(Web page and app entries)
______
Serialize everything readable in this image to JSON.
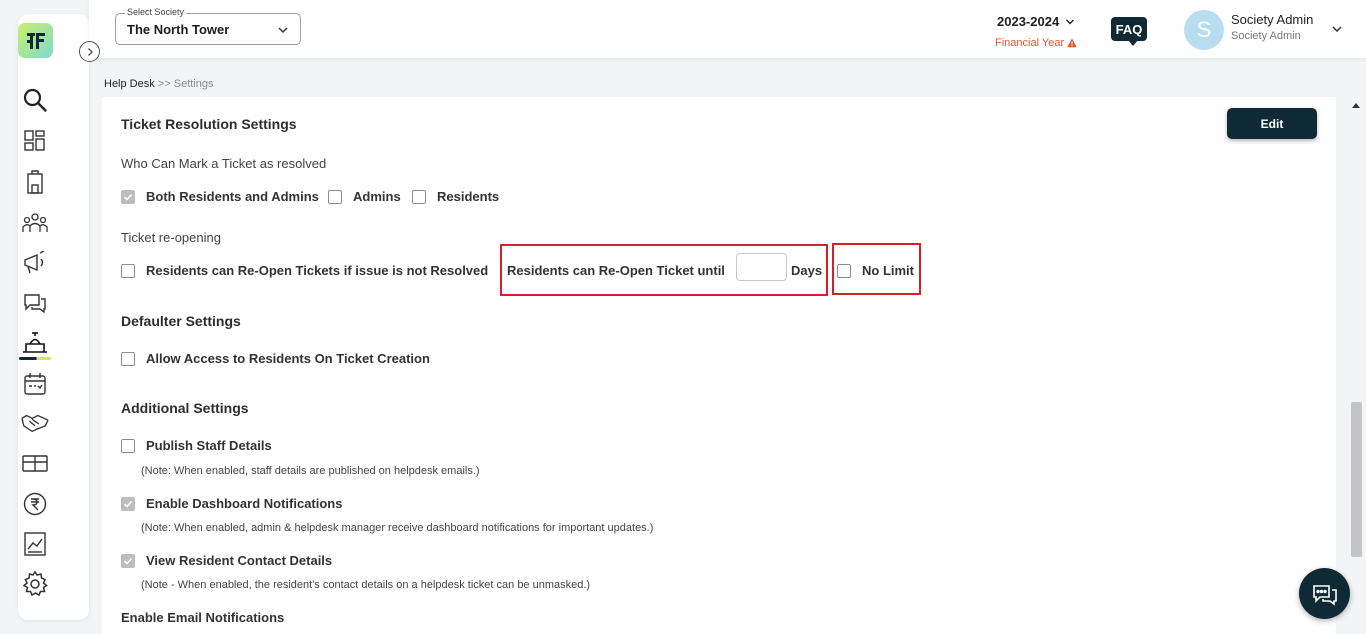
{
  "header": {
    "society_label": "Select Society",
    "society_value": "The North Tower",
    "year": "2023-2024",
    "financial_year_label": "Financial Year",
    "faq_label": "FAQ",
    "avatar_initial": "S",
    "user_name": "Society Admin",
    "user_role": "Society Admin"
  },
  "breadcrumb": {
    "root": "Help Desk",
    "separator": ">>",
    "current": "Settings"
  },
  "edit_label": "Edit",
  "ticket_resolution": {
    "title": "Ticket Resolution Settings",
    "who_label": "Who Can Mark a Ticket as resolved",
    "options": [
      {
        "label": "Both Residents and Admins",
        "checked": true
      },
      {
        "label": "Admins",
        "checked": false
      },
      {
        "label": "Residents",
        "checked": false
      }
    ],
    "reopen_label": "Ticket re-opening",
    "reopen_option": {
      "label": "Residents can Re-Open Tickets if issue is not Resolved",
      "checked": false
    },
    "reopen_until_label": "Residents can Re-Open Ticket until",
    "days_value": "",
    "days_label": "Days",
    "no_limit": {
      "label": "No Limit",
      "checked": false
    }
  },
  "defaulter": {
    "title": "Defaulter Settings",
    "option": {
      "label": "Allow Access to Residents On Ticket Creation",
      "checked": false
    }
  },
  "additional": {
    "title": "Additional Settings",
    "items": [
      {
        "label": "Publish Staff Details",
        "checked": false,
        "note": "(Note: When enabled, staff details are published on helpdesk emails.)"
      },
      {
        "label": "Enable Dashboard Notifications",
        "checked": true,
        "note": "(Note: When enabled, admin & helpdesk manager receive dashboard notifications for important updates.)"
      },
      {
        "label": "View Resident Contact Details",
        "checked": true,
        "note": "(Note - When enabled, the resident's contact details on a helpdesk ticket can be unmasked.)"
      }
    ]
  },
  "email_notifications_title": "Enable Email Notifications",
  "colors": {
    "brand_dark": "#0f2a35",
    "warning": "#e4572e",
    "highlight_border": "#d3202b"
  },
  "sidebar_icons": [
    "search-icon",
    "dashboard-icon",
    "building-icon",
    "users-icon",
    "megaphone-icon",
    "chat-icon",
    "helpdesk-icon",
    "calendar-icon",
    "handshake-icon",
    "gift-icon",
    "rupee-icon",
    "chart-icon",
    "gear-icon"
  ]
}
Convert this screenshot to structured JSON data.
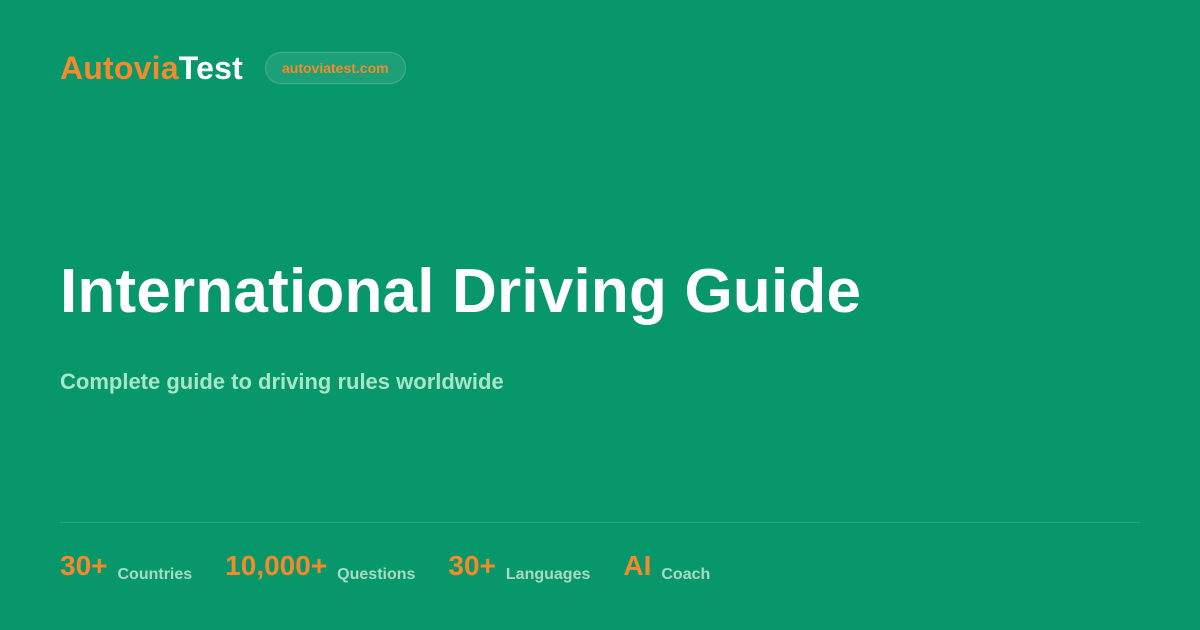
{
  "brand": {
    "name_part1": "Autovia",
    "name_part2": "Test",
    "url": "autoviatest.com"
  },
  "hero": {
    "title": "International Driving Guide",
    "subtitle": "Complete guide to driving rules worldwide"
  },
  "stats": [
    {
      "value": "30+",
      "label": "Countries"
    },
    {
      "value": "10,000+",
      "label": "Questions"
    },
    {
      "value": "30+",
      "label": "Languages"
    },
    {
      "value": "AI",
      "label": "Coach"
    }
  ],
  "colors": {
    "background": "#07976a",
    "accent": "#f38a2b",
    "title": "#ffffff",
    "subtitle": "#a7e6c7",
    "stat_label": "#a7dcc3"
  }
}
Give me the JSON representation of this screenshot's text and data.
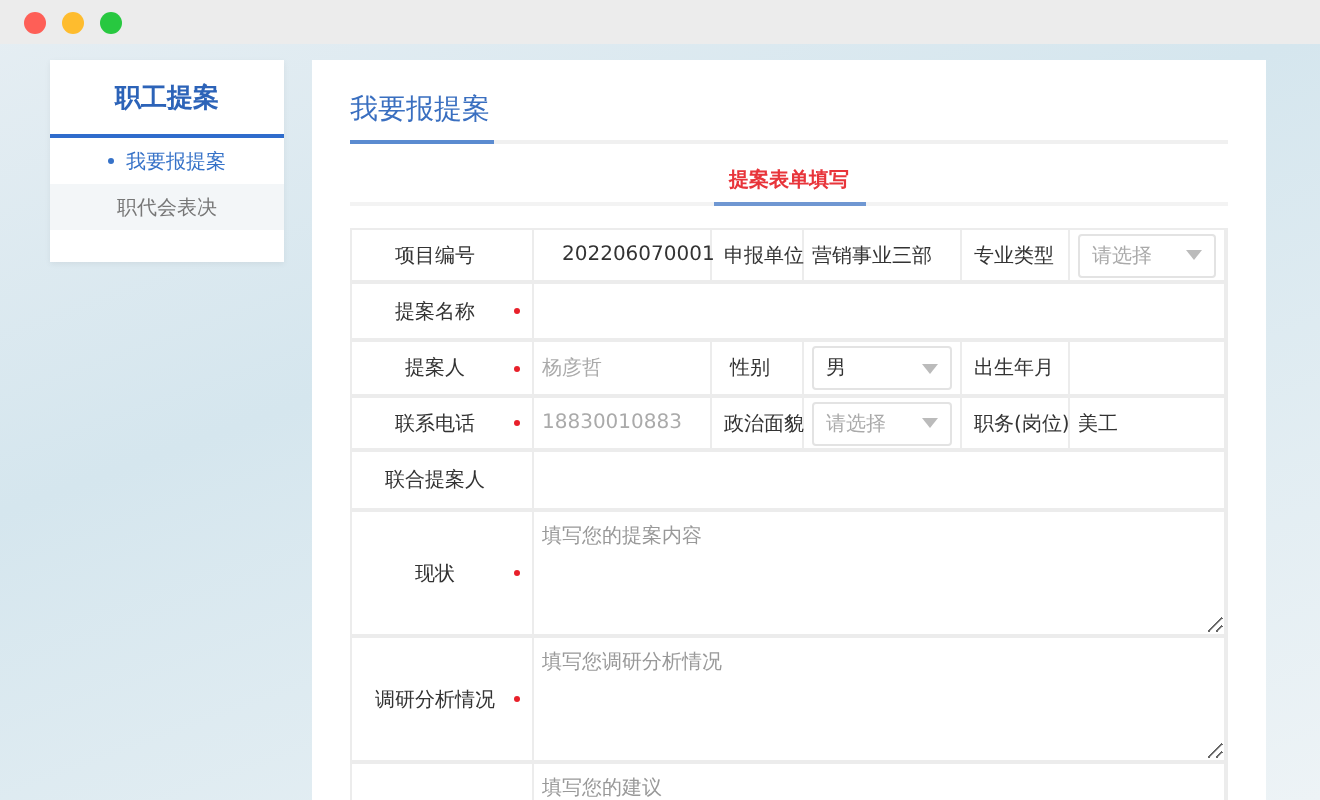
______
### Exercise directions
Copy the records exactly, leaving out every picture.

### Answer to this task
Serialize everything readable in this image to JSON.
{
  "header": {
    "society_label": "Select Society",
    "society_value": "The North Tower",
    "year": "2023-2024",
    "financial_year_label": "Financial Year",
    "faq_label": "FAQ",
    "avatar_initial": "S",
    "user_name": "Society Admin",
    "user_role": "Society Admin"
  },
  "breadcrumb": {
    "root": "Help Desk",
    "separator": ">>",
    "current": "Settings"
  },
  "edit_label": "Edit",
  "ticket_resolution": {
    "title": "Ticket Resolution Settings",
    "who_label": "Who Can Mark a Ticket as resolved",
    "options": [
      {
        "label": "Both Residents and Admins",
        "checked": true
      },
      {
        "label": "Admins",
        "checked": false
      },
      {
        "label": "Residents",
        "checked": false
      }
    ],
    "reopen_label": "Ticket re-opening",
    "reopen_option": {
      "label": "Residents can Re-Open Tickets if issue is not Resolved",
      "checked": false
    },
    "reopen_until_label": "Residents can Re-Open Ticket until",
    "days_value": "",
    "days_label": "Days",
    "no_limit": {
      "label": "No Limit",
      "checked": false
    }
  },
  "defaulter": {
    "title": "Defaulter Settings",
    "option": {
      "label": "Allow Access to Residents On Ticket Creation",
      "checked": false
    }
  },
  "additional": {
    "title": "Additional Settings",
    "items": [
      {
        "label": "Publish Staff Details",
        "checked": false,
        "note": "(Note: When enabled, staff details are published on helpdesk emails.)"
      },
      {
        "label": "Enable Dashboard Notifications",
        "checked": true,
        "note": "(Note: When enabled, admin & helpdesk manager receive dashboard notifications for important updates.)"
      },
      {
        "label": "View Resident Contact Details",
        "checked": true,
        "note": "(Note - When enabled, the resident's contact details on a helpdesk ticket can be unmasked.)"
      }
    ]
  },
  "email_notifications_title": "Enable Email Notifications",
  "colors": {
    "brand_dark": "#0f2a35",
    "warning": "#e4572e",
    "highlight_border": "#d3202b"
  },
  "sidebar_icons": [
    "search-icon",
    "dashboard-icon",
    "building-icon",
    "users-icon",
    "megaphone-icon",
    "chat-icon",
    "helpdesk-icon",
    "calendar-icon",
    "handshake-icon",
    "gift-icon",
    "rupee-icon",
    "chart-icon",
    "gear-icon"
  ]
}
Convert this screenshot to structured JSON data.
{
  "brand": {
    "name_part1": "Autovia",
    "name_part2": "Test",
    "url": "autoviatest.com"
  },
  "hero": {
    "title": "International Driving Guide",
    "subtitle": "Complete guide to driving rules worldwide"
  },
  "stats": [
    {
      "value": "30+",
      "label": "Countries"
    },
    {
      "value": "10,000+",
      "label": "Questions"
    },
    {
      "value": "30+",
      "label": "Languages"
    },
    {
      "value": "AI",
      "label": "Coach"
    }
  ],
  "colors": {
    "background": "#07976a",
    "accent": "#f38a2b",
    "title": "#ffffff",
    "subtitle": "#a7e6c7",
    "stat_label": "#a7dcc3"
  }
}
Give me the JSON representation of this screenshot's text and data.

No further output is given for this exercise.